I guess a part of me thought that taking care of myself meant that I was selfish or even weak. My own mother had raised four kids under seven with very little to no help, as her family was on the other side of the world in Australia. I rarely, if ever, saw her doing much for herself, and so I internalised the idea that mothering meant taking care of others over and above yourself.. This belief about the virtuous selfless mother is far from unique to my own story, but it seems to extend into the lives of millions of women universally.
And yet throughout history and across the world from China to Brazil, a postpartum period of healing and adjustment is not only allowed but expected. Family, friends and neighbours rally around to support the new mum by cooking special recovery meals, helping out with housework, and tending to the new baby or older siblings so that mum can get some much-needed rest.
My own father comes from Panjab, at the foothills of the Himalayas, where a forty-day period of rest or confinement is considered essential for the woman to regain her strength and focus on bonding with her baby. The more I read and talked to my dad about this traditional practice, the more I became convinced that taking care of myself and taking care of my baby were not mutually exclusive but inextricably linked.
And so, after the birth of my second child I decided to put this age-old wisdom to test. I talked with my partner and family about the global significance of the first forty days following birth and asked them to support me during this time by preparing healthy meals or snacks, helping with light housework like loading up the dishwasher or washing machine, and taking my energetic toddler out to play. For me, the postpartum period was not about strict confinement--this was neither possible nor desirable--but about giving myself permission to slow down, ask for help, do less, and be more with my beautiful boy. I delayed social visits, picked up my phone less, took afternoon naps more, and enjoyed indulging guilt-free in some early evening Netflix viewing (much to my husband’s delight).

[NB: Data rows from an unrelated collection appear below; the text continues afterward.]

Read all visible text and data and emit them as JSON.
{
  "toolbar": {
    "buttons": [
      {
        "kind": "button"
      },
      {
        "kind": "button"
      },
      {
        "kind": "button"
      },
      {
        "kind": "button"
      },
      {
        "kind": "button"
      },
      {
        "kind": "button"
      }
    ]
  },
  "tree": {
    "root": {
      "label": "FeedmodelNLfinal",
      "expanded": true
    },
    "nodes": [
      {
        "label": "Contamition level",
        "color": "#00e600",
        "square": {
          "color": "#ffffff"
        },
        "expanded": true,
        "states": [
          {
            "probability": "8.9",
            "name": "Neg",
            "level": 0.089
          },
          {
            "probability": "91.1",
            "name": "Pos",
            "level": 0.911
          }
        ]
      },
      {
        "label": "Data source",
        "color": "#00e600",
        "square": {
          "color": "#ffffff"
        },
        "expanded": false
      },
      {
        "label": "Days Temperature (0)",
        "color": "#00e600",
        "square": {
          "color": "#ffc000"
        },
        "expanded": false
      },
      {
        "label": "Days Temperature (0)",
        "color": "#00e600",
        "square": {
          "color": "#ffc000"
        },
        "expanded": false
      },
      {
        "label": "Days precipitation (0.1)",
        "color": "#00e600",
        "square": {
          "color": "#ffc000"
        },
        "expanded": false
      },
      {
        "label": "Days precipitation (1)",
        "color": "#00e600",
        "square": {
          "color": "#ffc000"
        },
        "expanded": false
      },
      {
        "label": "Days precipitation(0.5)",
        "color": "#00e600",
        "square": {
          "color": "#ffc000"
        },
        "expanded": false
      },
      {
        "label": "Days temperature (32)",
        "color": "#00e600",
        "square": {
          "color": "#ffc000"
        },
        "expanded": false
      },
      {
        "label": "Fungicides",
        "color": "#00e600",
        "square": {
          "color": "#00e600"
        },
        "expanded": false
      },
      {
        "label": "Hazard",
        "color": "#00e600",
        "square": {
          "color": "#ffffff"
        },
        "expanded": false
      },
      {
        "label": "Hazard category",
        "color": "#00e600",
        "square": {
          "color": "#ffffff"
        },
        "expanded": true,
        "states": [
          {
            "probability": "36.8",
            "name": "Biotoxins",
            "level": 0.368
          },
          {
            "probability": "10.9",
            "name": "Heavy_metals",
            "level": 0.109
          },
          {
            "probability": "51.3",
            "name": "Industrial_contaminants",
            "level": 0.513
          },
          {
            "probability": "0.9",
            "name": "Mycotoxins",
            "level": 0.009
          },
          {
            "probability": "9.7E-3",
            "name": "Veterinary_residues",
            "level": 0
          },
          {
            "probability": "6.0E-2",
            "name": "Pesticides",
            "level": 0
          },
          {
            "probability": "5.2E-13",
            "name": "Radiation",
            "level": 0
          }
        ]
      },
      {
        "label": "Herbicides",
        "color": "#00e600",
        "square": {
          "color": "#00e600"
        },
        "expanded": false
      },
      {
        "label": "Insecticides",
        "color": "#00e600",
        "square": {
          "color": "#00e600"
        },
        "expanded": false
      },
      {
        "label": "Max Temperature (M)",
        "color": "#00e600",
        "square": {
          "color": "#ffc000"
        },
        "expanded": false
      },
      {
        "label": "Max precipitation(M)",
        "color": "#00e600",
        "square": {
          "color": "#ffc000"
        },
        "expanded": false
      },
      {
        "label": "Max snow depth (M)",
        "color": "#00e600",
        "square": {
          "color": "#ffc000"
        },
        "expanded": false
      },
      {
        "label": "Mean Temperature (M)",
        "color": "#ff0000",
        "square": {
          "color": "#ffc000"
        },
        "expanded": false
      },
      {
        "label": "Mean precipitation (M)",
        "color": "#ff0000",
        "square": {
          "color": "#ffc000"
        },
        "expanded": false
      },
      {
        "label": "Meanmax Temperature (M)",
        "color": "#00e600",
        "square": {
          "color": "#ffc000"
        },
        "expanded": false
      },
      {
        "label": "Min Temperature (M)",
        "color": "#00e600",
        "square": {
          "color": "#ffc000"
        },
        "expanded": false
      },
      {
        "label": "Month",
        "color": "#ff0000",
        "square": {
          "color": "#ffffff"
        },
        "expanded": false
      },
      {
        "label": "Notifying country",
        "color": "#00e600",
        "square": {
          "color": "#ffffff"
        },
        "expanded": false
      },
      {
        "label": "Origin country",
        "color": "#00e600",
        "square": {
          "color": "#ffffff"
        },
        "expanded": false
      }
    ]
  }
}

I was lucky. While postpartum rest may be a necessity, it’s certainly not a luxury afforded to everyone. The tradition of spending 40 days at home resting and recovering may be particularly unattainable for most women in today’s world, who contend with limited access to paid maternity leave and lack of proximity to their families. But what remains certain is that every new mum--whether it’s her first or fifth child, needs all the help she can get in those first weeks after giving birth.
It would not be an exaggeration to say that this process of resting, healing, and staying close to home has completely transformed my experience of early motherhood. I feel so much more relaxed and calm knowing that if (or should I say “when”) I am up multiple times in the night, there is no pressure for me to push through the following day in a caffeine-fueled form of mania just so that I can attend the latest baby sensory class, or meet friends, or read Nietzsche. In fact, what I have learned is that neither I, nor the world around me, will fall apart if I spend much of my day simply drinking Earl Grey tea and revelling in sheer delight at my son’s sweet cooing noises.
This time is too precious to be rushed through. At least that’s what I’m still telling myself sixteen weeks in, as I continue to live life at a deliciously slow pace. Having dropped the need to conform to an image of myself as the eternally bountiful and heroic mother, I have become quite the expert at switching off the noise of the outside world and savouring the magic and beauty that lives noisily under my own roof.